WHAT NEEDS TO BE DONE
For each line of the data below, copy it if it holds the word "code".

Website and app data records:
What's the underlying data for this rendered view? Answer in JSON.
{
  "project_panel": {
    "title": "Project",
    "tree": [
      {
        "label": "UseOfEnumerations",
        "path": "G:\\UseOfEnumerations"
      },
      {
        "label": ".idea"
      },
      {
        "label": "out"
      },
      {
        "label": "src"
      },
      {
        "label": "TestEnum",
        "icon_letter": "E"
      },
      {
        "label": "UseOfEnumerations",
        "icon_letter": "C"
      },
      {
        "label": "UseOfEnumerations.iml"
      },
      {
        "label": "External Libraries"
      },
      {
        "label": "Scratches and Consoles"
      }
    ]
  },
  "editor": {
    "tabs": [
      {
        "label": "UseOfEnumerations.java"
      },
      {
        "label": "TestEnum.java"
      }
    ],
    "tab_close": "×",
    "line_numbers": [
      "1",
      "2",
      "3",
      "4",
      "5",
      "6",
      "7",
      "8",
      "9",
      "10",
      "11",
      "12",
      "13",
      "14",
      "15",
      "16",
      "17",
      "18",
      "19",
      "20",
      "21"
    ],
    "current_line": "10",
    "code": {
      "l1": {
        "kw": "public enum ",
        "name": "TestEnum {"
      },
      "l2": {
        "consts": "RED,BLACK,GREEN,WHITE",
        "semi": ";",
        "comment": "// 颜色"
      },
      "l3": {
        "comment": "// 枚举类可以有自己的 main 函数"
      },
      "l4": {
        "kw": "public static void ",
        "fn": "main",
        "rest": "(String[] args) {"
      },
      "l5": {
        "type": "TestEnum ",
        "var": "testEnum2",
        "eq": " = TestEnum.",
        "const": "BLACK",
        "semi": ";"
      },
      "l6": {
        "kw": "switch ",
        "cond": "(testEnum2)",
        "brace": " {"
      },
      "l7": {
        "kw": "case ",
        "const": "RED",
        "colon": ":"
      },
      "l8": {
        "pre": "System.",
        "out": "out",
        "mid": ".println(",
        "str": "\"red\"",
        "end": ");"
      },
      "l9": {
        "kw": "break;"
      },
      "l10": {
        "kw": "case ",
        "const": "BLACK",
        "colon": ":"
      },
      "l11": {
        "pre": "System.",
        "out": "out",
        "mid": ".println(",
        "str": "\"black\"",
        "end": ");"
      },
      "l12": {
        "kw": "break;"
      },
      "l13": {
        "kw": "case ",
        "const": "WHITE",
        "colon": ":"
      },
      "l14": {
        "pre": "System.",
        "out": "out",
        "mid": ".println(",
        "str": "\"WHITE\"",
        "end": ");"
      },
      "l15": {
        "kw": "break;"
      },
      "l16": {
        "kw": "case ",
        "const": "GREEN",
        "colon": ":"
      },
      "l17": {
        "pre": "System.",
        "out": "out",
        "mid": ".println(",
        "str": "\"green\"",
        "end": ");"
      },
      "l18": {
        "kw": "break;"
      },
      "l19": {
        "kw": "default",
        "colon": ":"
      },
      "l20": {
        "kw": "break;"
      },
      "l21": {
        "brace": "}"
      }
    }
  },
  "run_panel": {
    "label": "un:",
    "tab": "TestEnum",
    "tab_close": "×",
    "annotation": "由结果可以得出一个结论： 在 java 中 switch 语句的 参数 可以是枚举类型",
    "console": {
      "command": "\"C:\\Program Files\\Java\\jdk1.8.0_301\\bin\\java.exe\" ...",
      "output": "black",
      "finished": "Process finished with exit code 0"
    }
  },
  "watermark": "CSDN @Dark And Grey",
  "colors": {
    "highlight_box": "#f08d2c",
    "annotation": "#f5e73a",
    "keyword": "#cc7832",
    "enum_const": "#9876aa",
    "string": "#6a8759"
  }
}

RESPONSE AREA
    "code": {
      "finished": "Process finished with exit code 0"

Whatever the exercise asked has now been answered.